Volunteer Groups
We received help from three volunteer groups last week. On Tuesday, Thursday, and Friday, groups weeded, planted sunflowers, harvested strawberries, and cut back field edges. Thanks, everyone, for your amazing work!

_MG_6284

The Farm Stand
Peas, beets, summer squash, garlic scapes and spring onions will arrive at the stand very soon. In the next few days, you’ll see us pounding stakes and putting the first line of twine on the fast-growing tomatoes. Stop by the field in the morning to say hello!

See you in the field,

Your farmers

Drumlin Farm Friday to Friday: June 3–10

IMG_0555

Hello, June!

With the heat of Memorial Day weekend behind us, it’s time for us to throw on sunscreen and explore the farm!

Here’s what we have lined up for you:

Friday, June 3

Queen Bee
3:30–5 pm | All ages w/Adult
Buzz on in and learn about the queen bee and her court. She may have as many as 20,000 attendants catering to her needs, and she could lay up to 1,500 eggs each day!

Saturday, June 4

_MG_3160

Introduction to Bees and Beekeeping
1–3:30 pm | Adult
This class is all about honeybees—how they survive, what they do for us, and of course, honey. We will visit the hives and sample various honeys. If you are contemplating beekeeping or if you just want to know more about these insects, join us!

Tuesday, June 7

Baby Bugs
3:30–5 pm | All ages w/Adult
Let’s go on a bug hunt and search for caterpillars, grasshopper nymphs, dragonfly naiads, and other insect larvae!

Thursday, June 9

Home Tweet Home
10–11:30 am | All ages w/Adult
Now that spring is here, migratory birds have returned and are settling in to raise their families.

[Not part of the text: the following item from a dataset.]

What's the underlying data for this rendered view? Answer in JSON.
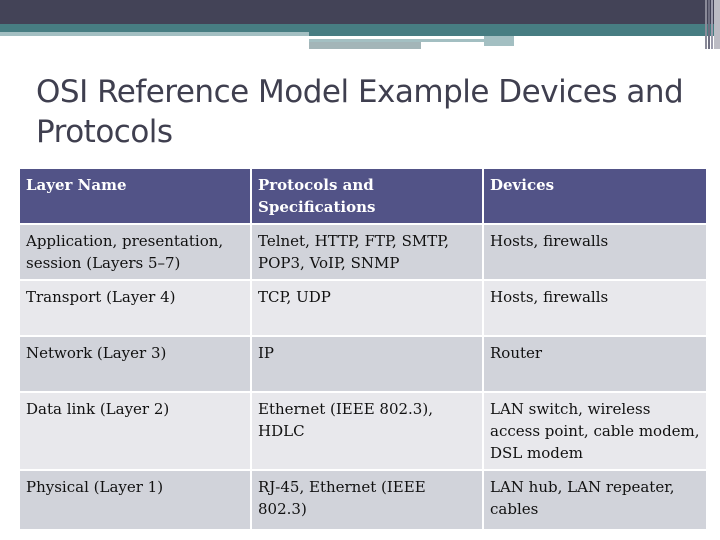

We’ll examine nests, listen to songs, and meet some feathered friends!

Friday, June 10

Splish Splash
3:30–5 pm | All ages w/Adult
Meet our web-footed quackers and discover why ponds are such wonderful places to live.

_MG_5909

Farm-to-table Cooking: Spring Harvest
6–9 pm | Adult
Celebrate the bounty of spring at Drumlin Farm as we visit the fields to harvest our meal. Return to the kitchen for a hands-on cooking class, where we will craft these ingredients and enjoy them together!

For a look at all of our upcoming programs, visit massaudubon.org/drumlinprograms.